Blacksmith
Steel
Handle
Maintenance Rating
What we like about it
Whats in a name?
SteelStainless Steel
VG10 stainless steel
Rockwell Hardness: 60:62
HandleWa (Japanese) handle
Octagon, rosewood with pakka wood collar
Maintenance RatingEasy, it's stainless steel.
What we like about itElegant and sexy AF.
Whats in a name?Kumo translates to Cloud!
Blacksmithyoshimi kato
SteelStainless clad with Carbon Steel Core
aogami super super blue carbon
Rockwell Hardness: 63:64
HandleWa (Japanese) handle
Octagon, cherry wood handle with pakka wood collar
Maintenance RatingDoable, but some care needed.
What we like about itCrazy bang for your buck, more Knifewear staff have Koishi's than any other knife line.
Whats in a name?Koishi translates to Pebble!
SteelCarbon Steel
#2 aogami blue carbon
Rockwell Hardness: 61:63
HandleWa (Japanese) handle
Oval, cherry wood handle with plastic collar
Maintenance RatingPain in the ass.
What we like about itPerformance with a cheap handle.
Whats in a name?Mizu translates to Water!

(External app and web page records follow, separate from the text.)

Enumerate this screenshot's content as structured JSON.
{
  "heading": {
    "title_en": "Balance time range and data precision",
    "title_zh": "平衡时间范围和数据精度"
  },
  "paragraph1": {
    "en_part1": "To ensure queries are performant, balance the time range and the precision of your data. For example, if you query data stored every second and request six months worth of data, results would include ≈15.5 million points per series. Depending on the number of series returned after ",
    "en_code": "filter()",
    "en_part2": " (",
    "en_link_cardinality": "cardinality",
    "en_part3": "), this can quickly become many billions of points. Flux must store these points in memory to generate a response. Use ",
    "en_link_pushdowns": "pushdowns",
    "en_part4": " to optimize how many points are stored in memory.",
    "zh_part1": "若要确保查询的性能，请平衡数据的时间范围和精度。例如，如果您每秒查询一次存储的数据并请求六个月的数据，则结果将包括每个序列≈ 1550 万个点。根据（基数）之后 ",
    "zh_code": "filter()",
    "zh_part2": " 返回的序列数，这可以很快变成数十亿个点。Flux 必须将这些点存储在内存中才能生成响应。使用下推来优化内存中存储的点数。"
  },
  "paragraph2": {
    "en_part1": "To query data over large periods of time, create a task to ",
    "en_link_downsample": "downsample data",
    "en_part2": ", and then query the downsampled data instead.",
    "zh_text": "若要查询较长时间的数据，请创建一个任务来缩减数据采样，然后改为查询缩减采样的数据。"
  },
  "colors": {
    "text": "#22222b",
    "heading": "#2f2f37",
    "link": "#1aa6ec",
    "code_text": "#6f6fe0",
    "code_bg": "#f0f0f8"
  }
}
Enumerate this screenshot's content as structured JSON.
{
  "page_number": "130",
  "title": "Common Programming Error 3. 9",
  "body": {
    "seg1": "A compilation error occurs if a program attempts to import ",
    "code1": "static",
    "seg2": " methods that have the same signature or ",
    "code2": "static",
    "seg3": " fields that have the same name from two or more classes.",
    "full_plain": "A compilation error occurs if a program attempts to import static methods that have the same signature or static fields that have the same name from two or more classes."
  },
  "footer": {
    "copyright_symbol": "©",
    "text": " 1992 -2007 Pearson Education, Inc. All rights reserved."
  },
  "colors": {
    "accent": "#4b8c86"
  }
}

Blacksmithyoshimi kato
SteelStainless Steel
VG10 stainless steel
Rockwell Hardness: 60:62
HandleWa (Japanese) Handle
Oval, Magnolia wood handle with pakka wood collar
Maintenance RatingEasy, it's stainless steel.
What we like about itThe perfect gift knife, stainless, beautiful and well priced .
Whats in a name?Kiri translates to Mist!
Blacksmithyoshimi kato
SteelStainless clad with Carbon Steel Core
#2 shirogami white carbon
Rockwell Hardness: 61:63
HandleWa (Japanese) handle
Oval, magnolia wood handle with pakka wood collar
Maintenance RatingDoable, but some care needed.
What we like about itAlmost as great as it's big brother, the Koishi, a great choice for someone getting into Japanese knives.
Whats in a name?Yuki translates to Snow!
Blacksmithyu kurosaki
SteelCarbon Steel
#2 shirogami white carbon
Rockwell Hardness: 61:63
HandleWa (Japanese) handle
Octagon, magnolia wood handle with pakka wood collar
Maintenance RatingPain in the ass.
What we like about itSharp as hell, will rust as you look at it, and thin as a razor. You will love it, but it won't love you back.
Whats in a name?Shimo translates to Frost!
Blacksmithtakeshi saji
SteelStainless clad with Carbon Steel Core
aogami super super blue carbon
Rockwell Hardness: 63:64
HandleWestern style handle
Desert ironwood with welded bolster
Maintenance RatingDoable, but some care needed.
What we like about itThe premo Masakage, Super Blue, Ironwood, and designed by Shibata-san to be pure luxury in a knife
Whats in a name?Named after this WW2 fighter Jet.